Now before I begin, technically speaking, the slasher film may have started with 1978’s Halloween or even a little earlier. But the slasher film hit its stride in the 80’s and became a genre – a product of the 80s.
For me though, the slasher film wasn’t a genre of horror. It was horror. The first horror movies I saw were slasher films and by sheer blind luck, they became the films of my youth.
Through the advent of glorious VHS (Video Home System) slasher films found a new, albeit underage, audience in my friends and I – and arguably the rest of our generation. I’m only guessing, but we’re probably the first generation to have access to these movies way before we, or our parents, knew any better.
I was easily 6-8 years old when I saw A Nightmare On Elm Street with my Indian friends. And I wasn’t much older when my school friends and I started renting slasher films most every weekend (there were plenty of them to keep us busy by that time, and we weren’t all that discerning).
Side note: Yes, I had Indian friends and school friends. It was the 80’s and if teen movies got anything right – cliques were how you survived.
Given what you’ve just read it’s probably not surprising that I still enjoy watching horror movies to this day. Though I’m a little more discerning now, a little more critical, I like to think.
Take Hulu’s horror anthology series, Into the Dark for example. It’s a holiday based horror anthology, so there’s one for Halloween, a few actually. There’s at least one for Christmas Day, one for New Year’s Day, one for Valentine’s Day, and even one for April Fool’s Day. There even seems to be one based on Back-To-School Day, which I’m pretty sure isn’t a holiday (unless you’re a parent).
The point, Hulu’s definition of “holiday” is pretty broad. And yet, there’s no Diwali installment – dun, dun, dun.
But Mac’, Diwali’s not a scary holiday like Halloween or Valentine’s Day. It’s not even on the same day every year! And, besides, a lot of people in the states haven’t heard of Diwali.

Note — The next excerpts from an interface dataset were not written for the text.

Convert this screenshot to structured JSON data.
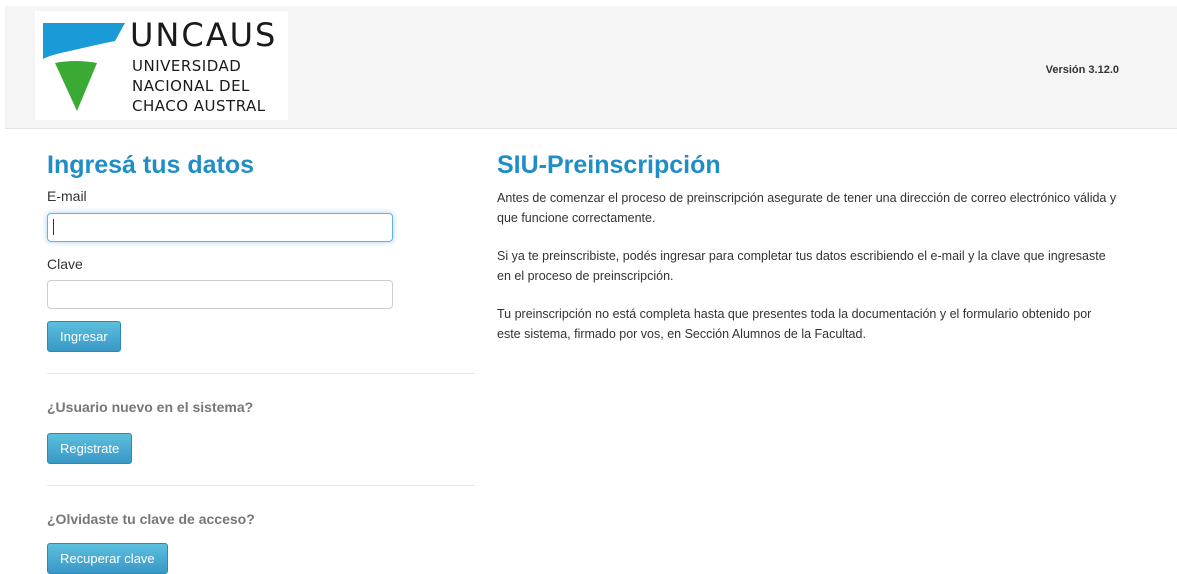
{
  "header": {
    "logo": {
      "title": "UNCAUS",
      "lines": [
        "UNIVERSIDAD",
        "NACIONAL DEL",
        "CHACO AUSTRAL"
      ],
      "colors": {
        "blue": "#1a9ad6",
        "green": "#3aaa35"
      }
    },
    "version": "Versión 3.12.0"
  },
  "login": {
    "heading": "Ingresá tus datos",
    "email_label": "E-mail",
    "email_value": "",
    "password_label": "Clave",
    "password_value": "",
    "submit_label": "Ingresar",
    "new_user_question": "¿Usuario nuevo en el sistema?",
    "register_label": "Registrate",
    "forgot_question": "¿Olvidaste tu clave de acceso?",
    "recover_label": "Recuperar clave"
  },
  "info": {
    "heading": "SIU-Preinscripción",
    "paragraphs": [
      "Antes de comenzar el proceso de preinscripción asegurate de tener una dirección de correo electrónico válida y que funcione correctamente.",
      "Si ya te preinscribiste, podés ingresar para completar tus datos escribiendo el e-mail y la clave que ingresaste en el proceso de preinscripción.",
      "Tu preinscripción no está completa hasta que presentes toda la documentación y el formulario obtenido por este sistema, firmado por vos, en Sección Alumnos de la Facultad."
    ]
  },
  "colors": {
    "accent": "#1f8dc7",
    "button": "#3a98c6",
    "header_bg": "#f5f5f5"
  }
}
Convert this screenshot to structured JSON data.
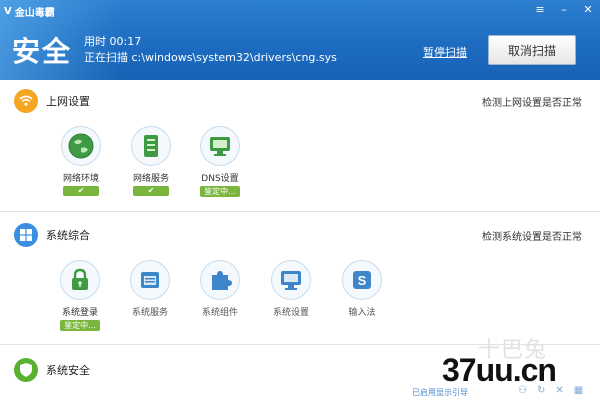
{
  "app": {
    "name": "金山毒霸",
    "logo_mark": "V"
  },
  "window_controls": {
    "menu": "≡",
    "minimize": "–",
    "close": "✕"
  },
  "scan": {
    "status": "安全",
    "elapsed_label": "用时",
    "elapsed": "00:17",
    "scanning_label": "正在扫描",
    "path": "c:\\windows\\system32\\drivers\\cng.sys",
    "pause_label": "暂停扫描",
    "cancel_label": "取消扫描"
  },
  "sections": [
    {
      "title": "上网设置",
      "right": "检测上网设置是否正常",
      "icon_color": "#f5a623",
      "icon": "wifi-icon",
      "items": [
        {
          "label": "网络环境",
          "status": "ok",
          "status_text": "✔",
          "icon": "globe-icon"
        },
        {
          "label": "网络服务",
          "status": "ok",
          "status_text": "✔",
          "icon": "server-icon"
        },
        {
          "label": "DNS设置",
          "status": "checking",
          "status_text": "鉴定中...",
          "icon": "monitor-icon"
        }
      ]
    },
    {
      "title": "系统综合",
      "right": "检测系统设置是否正常",
      "icon_color": "#3a8fe0",
      "icon": "windows-icon",
      "items": [
        {
          "label": "系统登录",
          "status": "checking",
          "status_text": "鉴定中...",
          "icon": "lock-icon"
        },
        {
          "label": "系统服务",
          "status": "",
          "status_text": "",
          "icon": "window-icon"
        },
        {
          "label": "系统组件",
          "status": "",
          "status_text": "",
          "icon": "puzzle-icon"
        },
        {
          "label": "系统设置",
          "status": "",
          "status_text": "",
          "icon": "settings-monitor-icon"
        },
        {
          "label": "输入法",
          "status": "",
          "status_text": "",
          "icon": "input-s-icon"
        }
      ]
    },
    {
      "title": "系统安全",
      "right": "",
      "icon_color": "#5bb030",
      "icon": "shield-icon",
      "items": []
    }
  ],
  "watermark": {
    "faint": "十巴兔",
    "bold": "37uu.cn"
  },
  "footer": {
    "link": "已启用显示引导"
  },
  "colors": {
    "header": "#1d6cc1",
    "accent": "#7ab63e",
    "circle_border": "#c8dced"
  }
}
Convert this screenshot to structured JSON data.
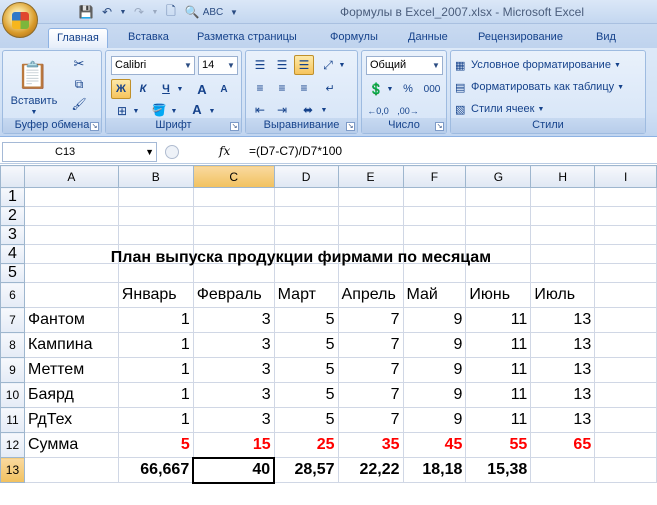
{
  "window": {
    "title": "Формулы в Excel_2007.xlsx - Microsoft Excel"
  },
  "tabs": [
    "Главная",
    "Вставка",
    "Разметка страницы",
    "Формулы",
    "Данные",
    "Рецензирование",
    "Вид"
  ],
  "ribbon": {
    "clipboard": {
      "label": "Буфер обмена",
      "paste": "Вставить"
    },
    "font": {
      "label": "Шрифт",
      "name": "Calibri",
      "size": "14",
      "bold": "Ж",
      "italic": "К",
      "underline": "Ч",
      "grow": "A",
      "shrink": "A"
    },
    "alignment": {
      "label": "Выравнивание"
    },
    "number": {
      "label": "Число",
      "format": "Общий",
      "percent": "%",
      "thousands": "000"
    },
    "styles": {
      "label": "Стили",
      "conditional": "Условное форматирование",
      "as_table": "Форматировать как таблицу",
      "cell_styles": "Стили ячеек"
    }
  },
  "formula_bar": {
    "name_box": "C13",
    "fx": "fx",
    "formula": "=(D7-C7)/D7*100"
  },
  "sheet": {
    "columns": [
      "A",
      "B",
      "C",
      "D",
      "E",
      "F",
      "G",
      "H",
      "I"
    ],
    "title": "План выпуска продукции фирмами по месяцам",
    "months": [
      "Январь",
      "Февраль",
      "Март",
      "Апрель",
      "Май",
      "Июнь",
      "Июль"
    ],
    "rows": [
      {
        "name": "Фантом",
        "values": [
          "1",
          "3",
          "5",
          "7",
          "9",
          "11",
          "13"
        ]
      },
      {
        "name": "Кампина",
        "values": [
          "1",
          "3",
          "5",
          "7",
          "9",
          "11",
          "13"
        ]
      },
      {
        "name": "Меттем",
        "values": [
          "1",
          "3",
          "5",
          "7",
          "9",
          "11",
          "13"
        ]
      },
      {
        "name": "Баярд",
        "values": [
          "1",
          "3",
          "5",
          "7",
          "9",
          "11",
          "13"
        ]
      },
      {
        "name": "РдТех",
        "values": [
          "1",
          "3",
          "5",
          "7",
          "9",
          "11",
          "13"
        ]
      }
    ],
    "sum": {
      "name": "Сумма",
      "values": [
        "5",
        "15",
        "25",
        "35",
        "45",
        "55",
        "65"
      ]
    },
    "percent_row": [
      "66,667",
      "40",
      "28,57",
      "22,22",
      "18,18",
      "15,38"
    ]
  },
  "colors": {
    "accent": "#15428b",
    "red": "#ff0000",
    "selected_header": "#f1c15f"
  }
}
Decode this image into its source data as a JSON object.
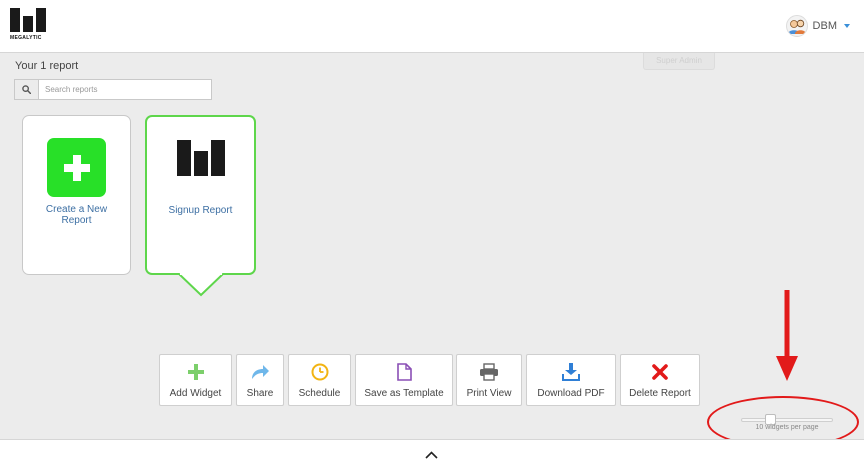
{
  "app": {
    "logo_text": "MEGALYTIC",
    "user_name": "DBM",
    "super_admin_label": "Super Admin"
  },
  "reports": {
    "heading": "Your 1 report",
    "search": {
      "placeholder": "Search reports",
      "value": ""
    },
    "cards": [
      {
        "label": "Create a New Report",
        "icon": "plus-icon"
      },
      {
        "label": "Signup Report",
        "icon": "megalytic-logo-icon"
      }
    ]
  },
  "toolbar": {
    "buttons": [
      {
        "label": "Add Widget",
        "icon": "plus-icon",
        "color": "#7ccf6b"
      },
      {
        "label": "Share",
        "icon": "share-arrow-icon",
        "color": "#6fb7ea"
      },
      {
        "label": "Schedule",
        "icon": "clock-icon",
        "color": "#f2b413"
      },
      {
        "label": "Save as Template",
        "icon": "document-icon",
        "color": "#8a4fb5"
      },
      {
        "label": "Print View",
        "icon": "printer-icon",
        "color": "#666666"
      },
      {
        "label": "Download PDF",
        "icon": "download-icon",
        "color": "#2f7fd6"
      },
      {
        "label": "Delete Report",
        "icon": "x-icon",
        "color": "#e21a1a"
      }
    ]
  },
  "pagination": {
    "widgets_per_page_label": "10 widgets per page",
    "widgets_per_page": 10
  },
  "colors": {
    "accent_green": "#28e028",
    "selected_border": "#5ed64b",
    "link_blue": "#3d6fa3",
    "annotation_red": "#e21a1a"
  }
}
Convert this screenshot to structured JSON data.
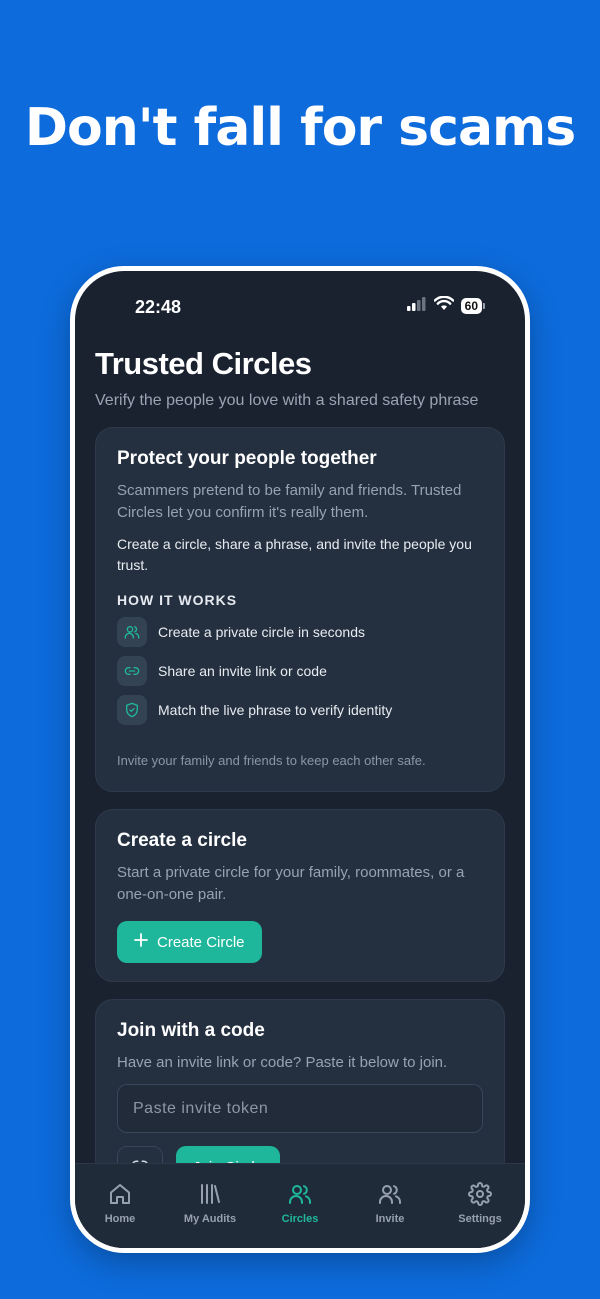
{
  "headline": "Don't fall for scams",
  "status": {
    "time": "22:48",
    "battery": "60"
  },
  "page": {
    "title": "Trusted Circles",
    "subtitle": "Verify the people you love with a shared safety phrase"
  },
  "intro_card": {
    "title": "Protect your people together",
    "muted": "Scammers pretend to be family and friends. Trusted Circles let you confirm it's really them.",
    "body": "Create a circle, share a phrase, and invite the people you trust.",
    "section_label": "HOW IT WORKS",
    "steps": [
      {
        "icon": "users-icon",
        "text": "Create a private circle in seconds"
      },
      {
        "icon": "link-icon",
        "text": "Share an invite link or code"
      },
      {
        "icon": "shield-check-icon",
        "text": "Match the live phrase to verify identity"
      }
    ],
    "footnote": "Invite your family and friends to keep each other safe."
  },
  "create_card": {
    "title": "Create a circle",
    "muted": "Start a private circle for your family, roommates, or a one-on-one pair.",
    "button": "Create Circle"
  },
  "join_card": {
    "title": "Join with a code",
    "muted": "Have an invite link or code? Paste it below to join.",
    "input_placeholder": "Paste invite token",
    "button": "Join Circle"
  },
  "tabs": [
    {
      "label": "Home",
      "icon": "home-icon",
      "active": false
    },
    {
      "label": "My Audits",
      "icon": "library-icon",
      "active": false
    },
    {
      "label": "Circles",
      "icon": "users-icon",
      "active": true
    },
    {
      "label": "Invite",
      "icon": "users-icon",
      "active": false
    },
    {
      "label": "Settings",
      "icon": "gear-icon",
      "active": false
    }
  ],
  "colors": {
    "background": "#0d6bdb",
    "screen": "#1a2230",
    "card": "#243040",
    "accent": "#1fb79b"
  }
}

Hey Internet, I hear ya.
First bonus point for knowing Diwali’s sometimes in late October or early November, that’s impressive. But I’m gonna have to disagree with you. I don’t think the date or people’s awareness of the holiday matter at all.
Horror movies, and by that I mean slasher films, aren’t about the details. They’re about the victims. And if you disagree, just ask Candyman – all he wants is a victim.
The horror movies I relish most have a few basic commonalities: a very angry killer, a very twisted backstory, and friends just looking to have some, ahem, fun. And if you distill that down a little you end up with: a very angry killer, a very twisted backstory, and friends just looking to have some pg-rated fun – a Diwali slasher film in the making.
Look, in it’s simplest terms (and those are the only terms an Indian kid born and raised in 1980’s Texas is gonna understand) Diwali is basically Indian New Years.
It’s about celebrating family and friends, lighting candles and fireworks, and having a party. Yes there’s a religious aspect to it but I can’t do it justice here and I wouldn’t expect a Diwali based slasher film to either.
By now, Internet, you’re probably thinking, Look Mac’ why don’t you stop criticizing the fact that there’s no Diwali slasher film stateside and do something to correct the fact. Well Internet, without further adieu let me introduce:
This post and the horror story coming soon came together pretty fast, so don’t expect too much. Still, I liked the idea and the timing, Diwali is this weekend, so why not. Please check back this Friday for all the gory Deadwali details.
And until then let’s discuss what niche horror movies you’d like to see, in the comments below!
© Indian Macgyver